RADFORD – As construction continues on Radford University’s new Artis Center for Adaptive Innovation and Creativity, representatives from the university and Skanska, the company erecting what soon will be the largest academic building on campus, gathered near the building site for a “topping-out” ceremony, marking a significant milestone for the project.
Once construction is completed in late 2023, the multi-story building will be home to the College of Visual and Performing Arts and will provide blended student spaces serving the Waldron College of Health and Human Services and the Artis College of Science and Technology.
The center is named for alumna Nancy E. Artis ’73 and her husband, H. Pat Artis, Ph.D., who donated $6 million to the university to support scholarships in the Waldron College of Health and Human Services and the College of Visual and Performing Arts, as well as programmatic and student support in the Department of Athletics.
About an hour before a large red crane lifted the steel beam through the July morning sky and placed it at its permanent spot within the structure, several members of the Radford family and the community gathered to sign their names and write positive messages on the beam, forever linking them to the many years of prosperity the building will provide to Radford’s students, faculty, and staff.
“Right now, we see gaps between those girders, but dream with me,” Radford University President Bret Danilowicz said at the ceremonial gathering. “Those spaces are going to be filled with classrooms, students, clinical research, and laboratories. They are going to be filled with multi-use environments, including makerspaces, simulations, and virtual augmented reality laboratories.
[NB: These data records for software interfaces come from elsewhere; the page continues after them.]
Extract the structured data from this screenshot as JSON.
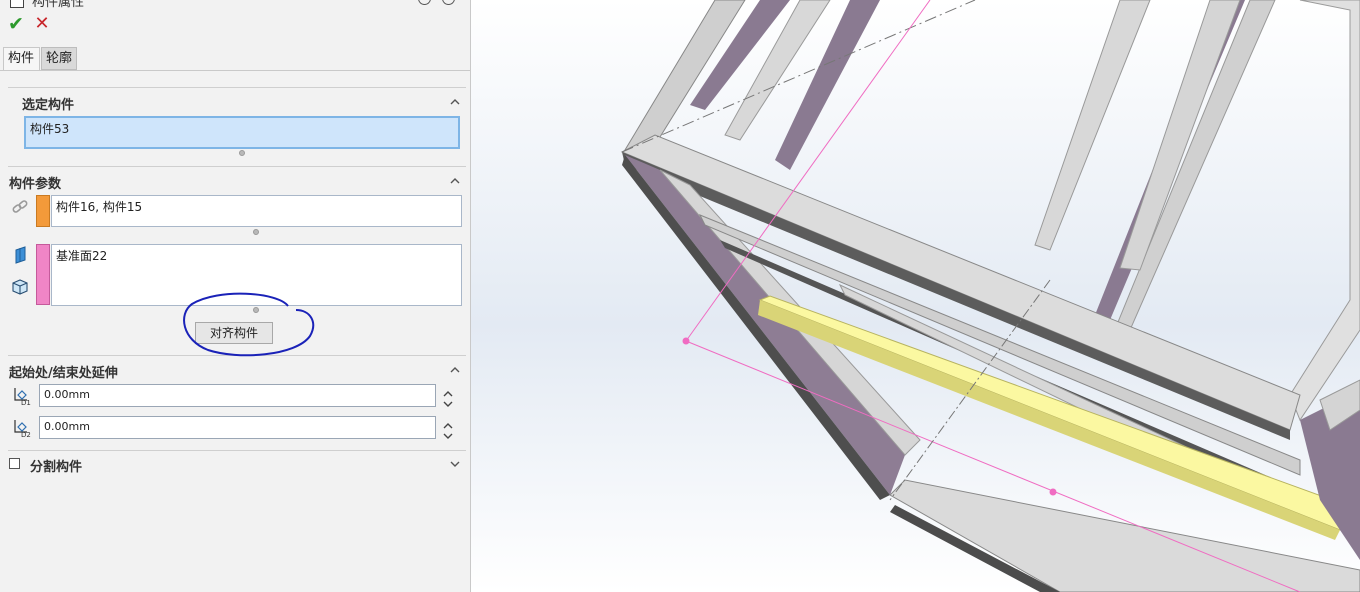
{
  "header": {
    "title": "构件属性"
  },
  "tabs": [
    {
      "label": "构件"
    },
    {
      "label": "轮廓"
    }
  ],
  "selected_member": {
    "title": "选定构件",
    "value": "构件53"
  },
  "member_params": {
    "title": "构件参数",
    "box1_value": "构件16, 构件15",
    "box2_value": "基准面22",
    "align_button": "对齐构件"
  },
  "extension": {
    "title": "起始处/结束处延伸",
    "d1_value": "0.00mm",
    "d2_value": "0.00mm"
  },
  "split": {
    "label": "分割构件",
    "checked": false
  },
  "colors": {
    "ok": "#2d9a2d",
    "cancel": "#c8262b",
    "strip_orange": "#f39a3a",
    "strip_pink": "#f085c6",
    "selection_blue": "#cfe5fb",
    "highlight_beam": "#fbf8a1",
    "annotation_ink": "#1a22b8"
  },
  "icons": {
    "ok": "check-icon",
    "cancel": "close-icon",
    "link": "link-icon",
    "plane": "plane-icon",
    "solid": "solid-body-icon",
    "d1": "dimension-d1-icon",
    "d2": "dimension-d2-icon"
  }
}
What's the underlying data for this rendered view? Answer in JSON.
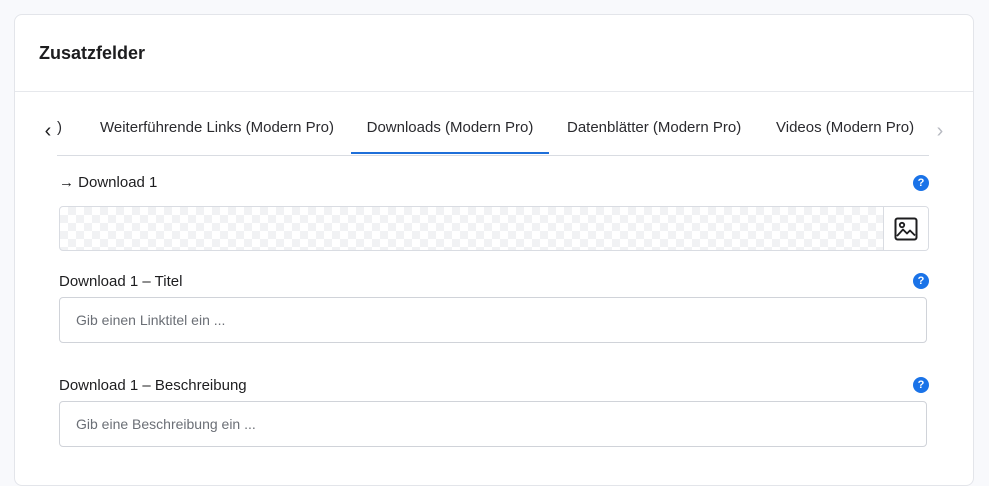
{
  "card": {
    "title": "Zusatzfelder"
  },
  "tabs": {
    "prev_arrow": "‹",
    "next_arrow": "›",
    "items": [
      {
        "label": ")"
      },
      {
        "label": "Weiterführende Links (Modern Pro)"
      },
      {
        "label": "Downloads (Modern Pro)",
        "active": true
      },
      {
        "label": "Datenblätter (Modern Pro)"
      },
      {
        "label": "Videos (Modern Pro)"
      }
    ]
  },
  "fields": {
    "download": {
      "label": "→ Download 1",
      "help": "?"
    },
    "title": {
      "label": "Download 1 – Titel",
      "help": "?",
      "placeholder": "Gib einen Linktitel ein ...",
      "value": ""
    },
    "description": {
      "label": "Download 1 – Beschreibung",
      "help": "?",
      "placeholder": "Gib eine Beschreibung ein ...",
      "value": ""
    }
  },
  "colors": {
    "accent": "#1e6fd9",
    "help": "#1a73e8"
  }
}
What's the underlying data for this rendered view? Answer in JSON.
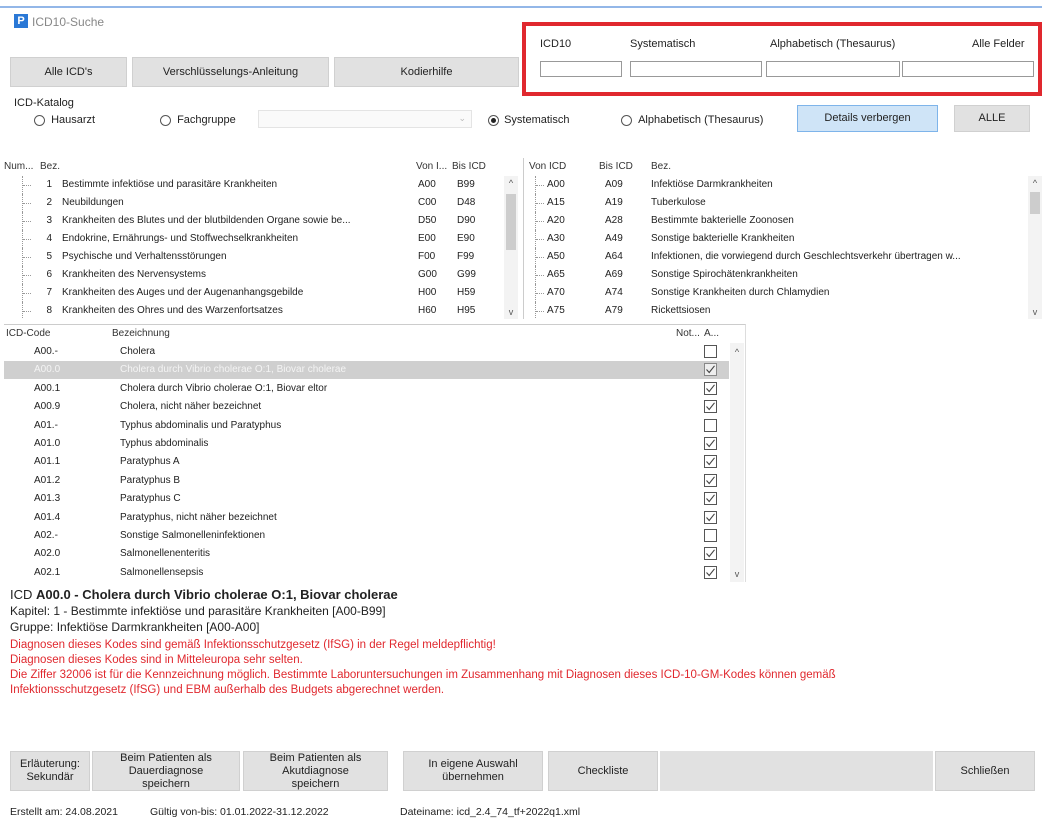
{
  "window": {
    "title": "ICD10-Suche",
    "icon": "P"
  },
  "toolbar": {
    "all_icd": "Alle ICD's",
    "encoding_guide": "Verschlüsselungs-Anleitung",
    "coding_help": "Kodierhilfe"
  },
  "search": {
    "icd10_label": "ICD10",
    "systematic_label": "Systematisch",
    "alphabetic_label": "Alphabetisch (Thesaurus)",
    "all_fields_label": "Alle Felder",
    "icd10_value": "",
    "systematic_value": "",
    "alphabetic_value": "",
    "all_fields_value": "",
    "highlight_color": "#e0282e"
  },
  "catalog": {
    "label": "ICD-Katalog",
    "hausarzt": "Hausarzt",
    "fachgruppe": "Fachgruppe",
    "fachgruppe_value": "",
    "systematisch": "Systematisch",
    "alphabetisch": "Alphabetisch (Thesaurus)",
    "selected": "Systematisch",
    "details_button": "Details verbergen",
    "all_button": "ALLE"
  },
  "chapters": {
    "headers": {
      "num": "Num...",
      "bez": "Bez.",
      "from": "Von I...",
      "to": "Bis ICD"
    },
    "rows": [
      {
        "num": "1",
        "bez": "Bestimmte infektiöse und parasitäre Krankheiten",
        "from": "A00",
        "to": "B99"
      },
      {
        "num": "2",
        "bez": "Neubildungen",
        "from": "C00",
        "to": "D48"
      },
      {
        "num": "3",
        "bez": "Krankheiten des Blutes und der blutbildenden Organe sowie be...",
        "from": "D50",
        "to": "D90"
      },
      {
        "num": "4",
        "bez": "Endokrine, Ernährungs- und Stoffwechselkrankheiten",
        "from": "E00",
        "to": "E90"
      },
      {
        "num": "5",
        "bez": "Psychische und Verhaltensstörungen",
        "from": "F00",
        "to": "F99"
      },
      {
        "num": "6",
        "bez": "Krankheiten des Nervensystems",
        "from": "G00",
        "to": "G99"
      },
      {
        "num": "7",
        "bez": "Krankheiten des Auges und der Augenanhangsgebilde",
        "from": "H00",
        "to": "H59"
      },
      {
        "num": "8",
        "bez": "Krankheiten des Ohres und des Warzenfortsatzes",
        "from": "H60",
        "to": "H95"
      }
    ]
  },
  "groups": {
    "headers": {
      "from": "Von ICD",
      "to": "Bis ICD",
      "bez": "Bez."
    },
    "rows": [
      {
        "from": "A00",
        "to": "A09",
        "bez": "Infektiöse Darmkrankheiten"
      },
      {
        "from": "A15",
        "to": "A19",
        "bez": "Tuberkulose"
      },
      {
        "from": "A20",
        "to": "A28",
        "bez": "Bestimmte bakterielle Zoonosen"
      },
      {
        "from": "A30",
        "to": "A49",
        "bez": "Sonstige bakterielle Krankheiten"
      },
      {
        "from": "A50",
        "to": "A64",
        "bez": "Infektionen, die vorwiegend durch Geschlechtsverkehr übertragen w..."
      },
      {
        "from": "A65",
        "to": "A69",
        "bez": "Sonstige Spirochätenkrankheiten"
      },
      {
        "from": "A70",
        "to": "A74",
        "bez": "Sonstige Krankheiten durch Chlamydien"
      },
      {
        "from": "A75",
        "to": "A79",
        "bez": "Rickettsiosen"
      }
    ]
  },
  "codes": {
    "headers": {
      "code": "ICD-Code",
      "bez": "Bezeichnung",
      "not": "Not...",
      "a": "A..."
    },
    "rows": [
      {
        "code": "A00.-",
        "bez": "Cholera",
        "checked": false,
        "selected": false
      },
      {
        "code": "A00.0",
        "bez": "Cholera durch Vibrio cholerae O:1, Biovar cholerae",
        "checked": true,
        "selected": true
      },
      {
        "code": "A00.1",
        "bez": "Cholera durch Vibrio cholerae O:1, Biovar eltor",
        "checked": true,
        "selected": false
      },
      {
        "code": "A00.9",
        "bez": "Cholera, nicht näher bezeichnet",
        "checked": true,
        "selected": false
      },
      {
        "code": "A01.-",
        "bez": "Typhus abdominalis und Paratyphus",
        "checked": false,
        "selected": false
      },
      {
        "code": "A01.0",
        "bez": "Typhus abdominalis",
        "checked": true,
        "selected": false
      },
      {
        "code": "A01.1",
        "bez": "Paratyphus A",
        "checked": true,
        "selected": false
      },
      {
        "code": "A01.2",
        "bez": "Paratyphus B",
        "checked": true,
        "selected": false
      },
      {
        "code": "A01.3",
        "bez": "Paratyphus C",
        "checked": true,
        "selected": false
      },
      {
        "code": "A01.4",
        "bez": "Paratyphus, nicht näher bezeichnet",
        "checked": true,
        "selected": false
      },
      {
        "code": "A02.-",
        "bez": "Sonstige Salmonelleninfektionen",
        "checked": false,
        "selected": false
      },
      {
        "code": "A02.0",
        "bez": "Salmonellenenteritis",
        "checked": true,
        "selected": false
      },
      {
        "code": "A02.1",
        "bez": "Salmonellensepsis",
        "checked": true,
        "selected": false
      }
    ]
  },
  "details": {
    "icd_prefix": "ICD ",
    "icd_title": "A00.0 - Cholera durch Vibrio cholerae O:1, Biovar cholerae",
    "kapitel": "Kapitel: 1 - Bestimmte infektiöse und parasitäre Krankheiten [A00-B99]",
    "gruppe": "Gruppe: Infektiöse Darmkrankheiten [A00-A00]",
    "warnings": [
      "Diagnosen dieses Kodes sind gemäß Infektionsschutzgesetz (IfSG) in der Regel meldepflichtig!",
      "Diagnosen dieses Kodes sind in Mitteleuropa sehr selten.",
      "Die Ziffer 32006 ist für die Kennzeichnung möglich. Bestimmte Laboruntersuchungen im Zusammenhang mit Diagnosen dieses ICD-10-GM-Kodes können gemäß",
      "Infektionsschutzgesetz (IfSG) und EBM außerhalb des Budgets abgerechnet werden."
    ],
    "warning_color": "#e0282e"
  },
  "actions": {
    "erlaeuterung": "Erläuterung: Sekundär",
    "dauer": "Beim Patienten als Dauerdiagnose speichern",
    "akut": "Beim Patienten als Akutdiagnose speichern",
    "eigene": "In eigene Auswahl übernehmen",
    "checkliste": "Checkliste",
    "schliessen": "Schließen"
  },
  "status": {
    "created": "Erstellt am: 24.08.2021",
    "valid": "Gültig von-bis: 01.01.2022-31.12.2022",
    "file": "Dateiname: icd_2.4_74_tf+2022q1.xml"
  }
}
In essence, it’s a top-of-the-line, cutting-edge educational and research facility that reflects the educational environment that we have at Radford and want to continue and advance our institution to a new level.”
Among those in attendance were Radford University Board of Visitors members Robert A. Archer and Mark S. Lawrence and Virginia state Sen. Travis Hackworth and Del. Jason Ballard.
“The new Center for Adaptative Innovation and Creativity will offer modern classrooms and other spaces to welcome and inspire students, faculty, and staff at Radford University for generations to come,” said Greg Peele, executive vice president responsible for Skanska’s North Carolina and Virginia building operations. “The topping-out signals a significant milestone as it puts this project one step closer to completion.”
An American flag and a Radford University flag adorned each side of the signature beam while a small pine tree sat in the middle, an important construction custom.
“As we raise this beam into the clear blue skies, we are setting the foundation for the future generations of Highlanders who will be educated in a collaborative and interdisciplinary environment,” Nancy Artis said.
When opened, the new facility will include a 500-seat performing arts theater auditorium, fashion and interior design labs, health sciences clinical labs, painting and drawing studios, music and dance studios, maker and printer spaces, photography/darkroom space, virtual and augmented reality labs, and offices and other academic support spaces, including classrooms and collaboration rooms.
“The impact this building will have on the arts is paramount to providing a well-rounded education,” said Holly Cline, chair and professor of the Department of Design. “The single most important guiding principle was that the building has to be a catalyst for bringing people together to interact, think, perform, celebrate, and learn.”